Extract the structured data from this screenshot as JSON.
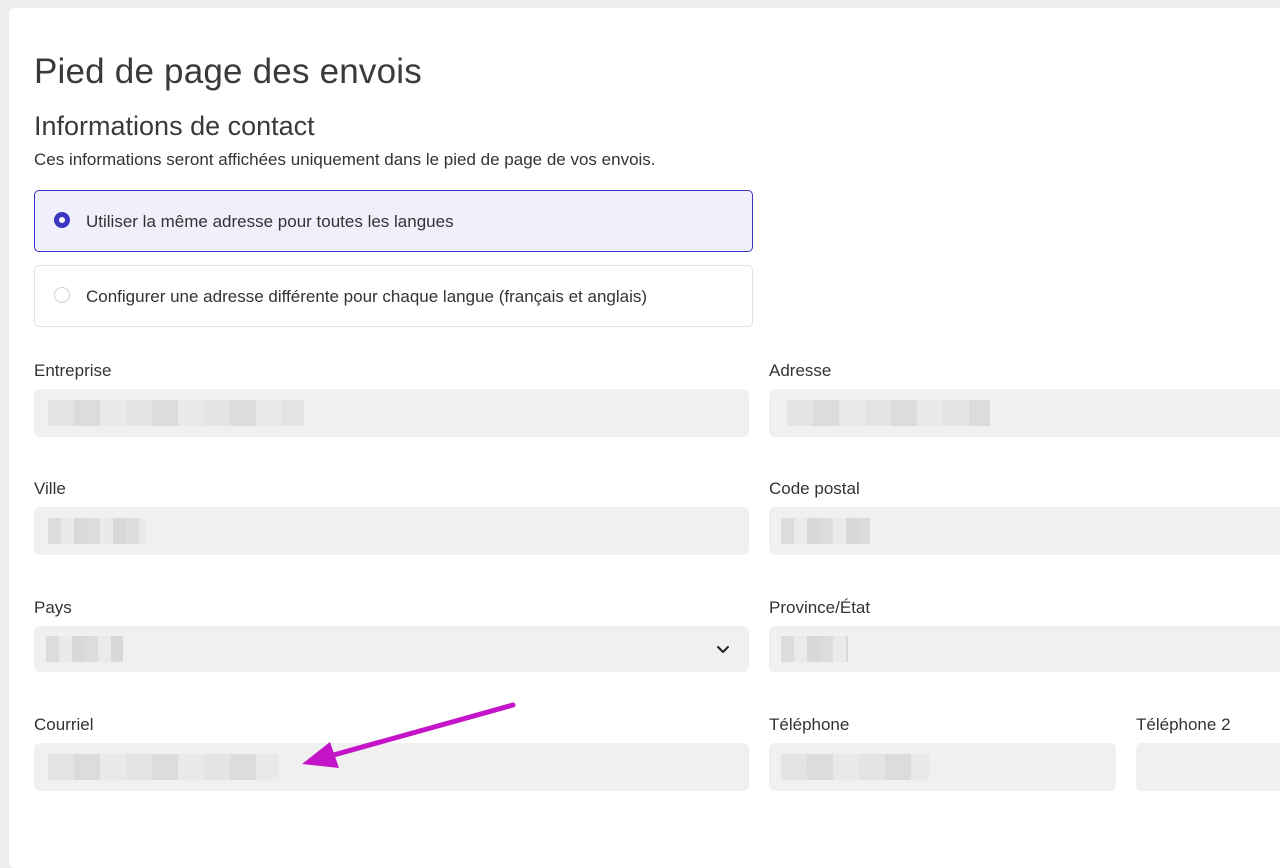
{
  "page": {
    "title": "Pied de page des envois",
    "section_title": "Informations de contact",
    "section_desc": "Ces informations seront affichées uniquement dans le pied de page de vos envois."
  },
  "address_mode": {
    "options": [
      {
        "label": "Utiliser la même adresse pour toutes les langues",
        "selected": true
      },
      {
        "label": "Configurer une adresse différente pour chaque langue (français et anglais)",
        "selected": false
      }
    ]
  },
  "form": {
    "company": {
      "label": "Entreprise",
      "value": "[masqué]"
    },
    "address": {
      "label": "Adresse",
      "value": "[masqué]"
    },
    "city": {
      "label": "Ville",
      "value": "[masqué]"
    },
    "postal_code": {
      "label": "Code postal",
      "value": "[masqué]"
    },
    "country": {
      "label": "Pays",
      "value": "[masqué]"
    },
    "province": {
      "label": "Province/État",
      "value": "[masqué]"
    },
    "email": {
      "label": "Courriel",
      "value": "[masqué]"
    },
    "phone": {
      "label": "Téléphone",
      "value": "[masqué]"
    },
    "phone2": {
      "label": "Téléphone 2",
      "value": ""
    }
  },
  "colors": {
    "accent": "#3b35c4",
    "annotation_arrow": "#c414c8",
    "field_bg": "#f0f0f0"
  },
  "icons": {
    "country_select": "chevron-down-icon"
  }
}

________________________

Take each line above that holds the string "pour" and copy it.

» **OUTPUT OF THE EXERCISE**
        "label": "Utiliser la même adresse pour toutes les langues",
        "label": "Configurer une adresse différente pour chaque langue (français et anglais)",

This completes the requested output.